Element data from apps and pages ▸
—————

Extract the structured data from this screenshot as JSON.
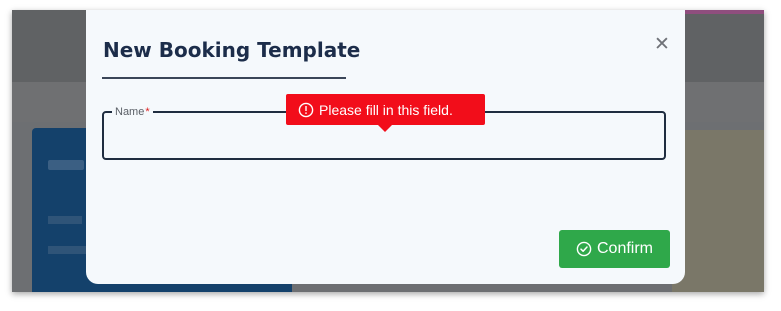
{
  "modal": {
    "title": "New Booking Template",
    "close_icon": "close-icon",
    "field": {
      "label": "Name",
      "required_marker": "*",
      "value": ""
    },
    "validation": {
      "message": "Please fill in this field.",
      "icon": "exclamation-circle-icon"
    },
    "confirm": {
      "label": "Confirm",
      "icon": "check-circle-icon"
    }
  },
  "colors": {
    "title": "#1c2d4a",
    "error": "#f20d1a",
    "confirm": "#2fa84a",
    "modal_bg": "#f5f9fc"
  }
}
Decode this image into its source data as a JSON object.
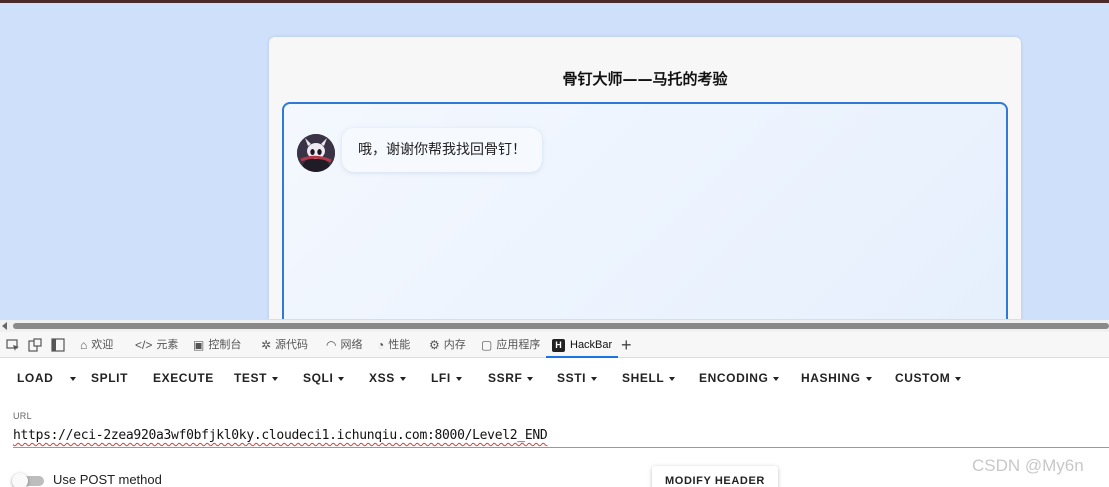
{
  "page": {
    "title": "骨钉大师——马托的考验",
    "chat_message": "哦，谢谢你帮我找回骨钉！"
  },
  "devtools": {
    "tabs": [
      {
        "label": "欢迎",
        "icon": "home-icon"
      },
      {
        "label": "元素",
        "icon": "code-icon"
      },
      {
        "label": "控制台",
        "icon": "console-icon"
      },
      {
        "label": "源代码",
        "icon": "bug-icon"
      },
      {
        "label": "网络",
        "icon": "wifi-icon"
      },
      {
        "label": "性能",
        "icon": "gauge-icon"
      },
      {
        "label": "内存",
        "icon": "memory-icon"
      },
      {
        "label": "应用程序",
        "icon": "app-icon"
      },
      {
        "label": "HackBar",
        "icon": "hackbar-logo-icon"
      }
    ],
    "active_tab": "HackBar"
  },
  "hackbar": {
    "menu": {
      "load": "LOAD",
      "split": "SPLIT",
      "execute": "EXECUTE",
      "test": "TEST",
      "sqli": "SQLI",
      "xss": "XSS",
      "lfi": "LFI",
      "ssrf": "SSRF",
      "ssti": "SSTI",
      "shell": "SHELL",
      "encoding": "ENCODING",
      "hashing": "HASHING",
      "custom": "CUSTOM"
    },
    "url_label": "URL",
    "url_value": "https://eci-2zea920a3wf0bfjkl0ky.cloudeci1.ichunqiu.com:8000/Level2_END",
    "post_toggle_label": "Use POST method",
    "post_enabled": false,
    "modify_header_label": "MODIFY HEADER"
  },
  "watermark": "CSDN @My6n",
  "colors": {
    "page_background": "#cfe0fb",
    "chatbox_border": "#2f7ad6",
    "active_tab_underline": "#1a73e8"
  }
}
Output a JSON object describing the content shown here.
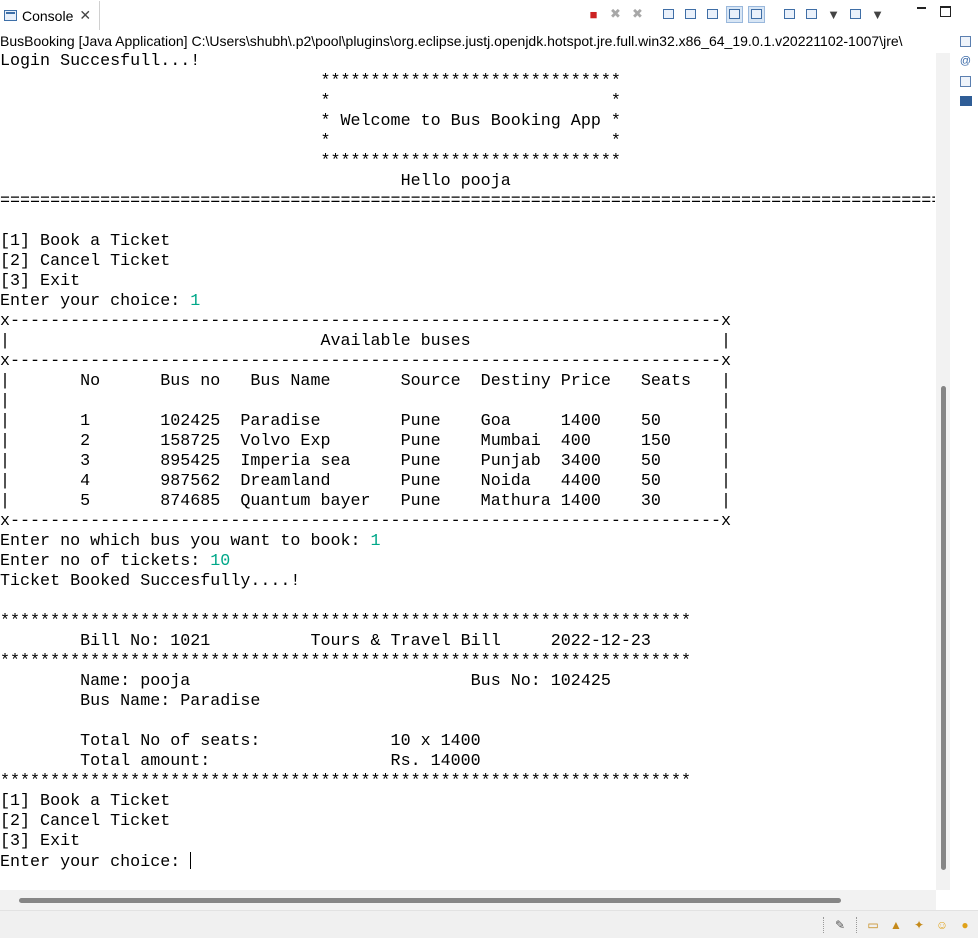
{
  "tab": {
    "label": "Console",
    "close": "✕"
  },
  "launch_description": "BusBooking [Java Application] C:\\Users\\shubh\\.p2\\pool\\plugins\\org.eclipse.justj.openjdk.hotspot.jre.full.win32.x86_64_19.0.1.v20221102-1007\\jre\\",
  "toolbar_icons": [
    "terminate-icon",
    "remove-launch-icon",
    "remove-all-terminated-icon",
    "clear-console-icon",
    "scroll-lock-icon",
    "word-wrap-icon",
    "show-on-stdout-icon",
    "show-on-stderr-icon",
    "pin-console-icon",
    "display-console-icon",
    "new-console-icon",
    "minimize-icon",
    "maximize-icon"
  ],
  "console": {
    "lines": [
      {
        "t": "Login Succesfull...!"
      },
      {
        "t": "                                ******************************"
      },
      {
        "t": "                                *                            *"
      },
      {
        "t": "                                * Welcome to Bus Booking App *"
      },
      {
        "t": "                                *                            *"
      },
      {
        "t": "                                ******************************"
      },
      {
        "t": "                                        Hello pooja"
      },
      {
        "t": "=============================================================================================="
      },
      {
        "t": ""
      },
      {
        "t": "[1] Book a Ticket"
      },
      {
        "t": "[2] Cancel Ticket"
      },
      {
        "t": "[3] Exit"
      },
      {
        "t": "Enter your choice: ",
        "input": "1"
      },
      {
        "t": "x-----------------------------------------------------------------------x"
      },
      {
        "t": "|                               Available buses                         |"
      },
      {
        "t": "x-----------------------------------------------------------------------x"
      },
      {
        "t": "|       No      Bus no   Bus Name       Source  Destiny Price   Seats   |"
      },
      {
        "t": "|                                                                       |"
      },
      {
        "t": "|       1       102425  Paradise        Pune    Goa     1400    50      |"
      },
      {
        "t": "|       2       158725  Volvo Exp       Pune    Mumbai  400     150     |"
      },
      {
        "t": "|       3       895425  Imperia sea     Pune    Punjab  3400    50      |"
      },
      {
        "t": "|       4       987562  Dreamland       Pune    Noida   4400    50      |"
      },
      {
        "t": "|       5       874685  Quantum bayer   Pune    Mathura 1400    30      |"
      },
      {
        "t": "x-----------------------------------------------------------------------x"
      },
      {
        "t": "Enter no which bus you want to book: ",
        "input": "1"
      },
      {
        "t": "Enter no of tickets: ",
        "input": "10"
      },
      {
        "t": "Ticket Booked Succesfully....!"
      },
      {
        "t": ""
      },
      {
        "t": "*********************************************************************"
      },
      {
        "t": "        Bill No: 1021          Tours & Travel Bill     2022-12-23"
      },
      {
        "t": "*********************************************************************"
      },
      {
        "t": "        Name: pooja                            Bus No: 102425"
      },
      {
        "t": "        Bus Name: Paradise"
      },
      {
        "t": ""
      },
      {
        "t": "        Total No of seats:             10 x 1400"
      },
      {
        "t": "        Total amount:                  Rs. 14000"
      },
      {
        "t": "*********************************************************************"
      },
      {
        "t": "[1] Book a Ticket"
      },
      {
        "t": "[2] Cancel Ticket"
      },
      {
        "t": "[3] Exit"
      },
      {
        "t": "Enter your choice: ",
        "caret": true
      }
    ]
  },
  "colors": {
    "input_text": "#00a889",
    "terminate": "#cc2222",
    "scroll_thumb": "#868686"
  },
  "right_trim_icons": [
    "console-view-icon",
    "javadoc-icon",
    "declaration-icon",
    "console-small-icon"
  ],
  "status_icons": [
    "open-declaration-icon",
    "book-icon",
    "graduation-cap-icon",
    "wand-icon",
    "smiley-icon",
    "lightbulb-icon"
  ]
}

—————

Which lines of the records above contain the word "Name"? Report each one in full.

Response below ▸
      "label": "Name",
        "t": "|       No      Bus no   Bus Name       Source  Destiny Price   Seats   |"
        "t": "        Name: pooja                            Bus No: 102425"
        "t": "        Bus Name: Paradise"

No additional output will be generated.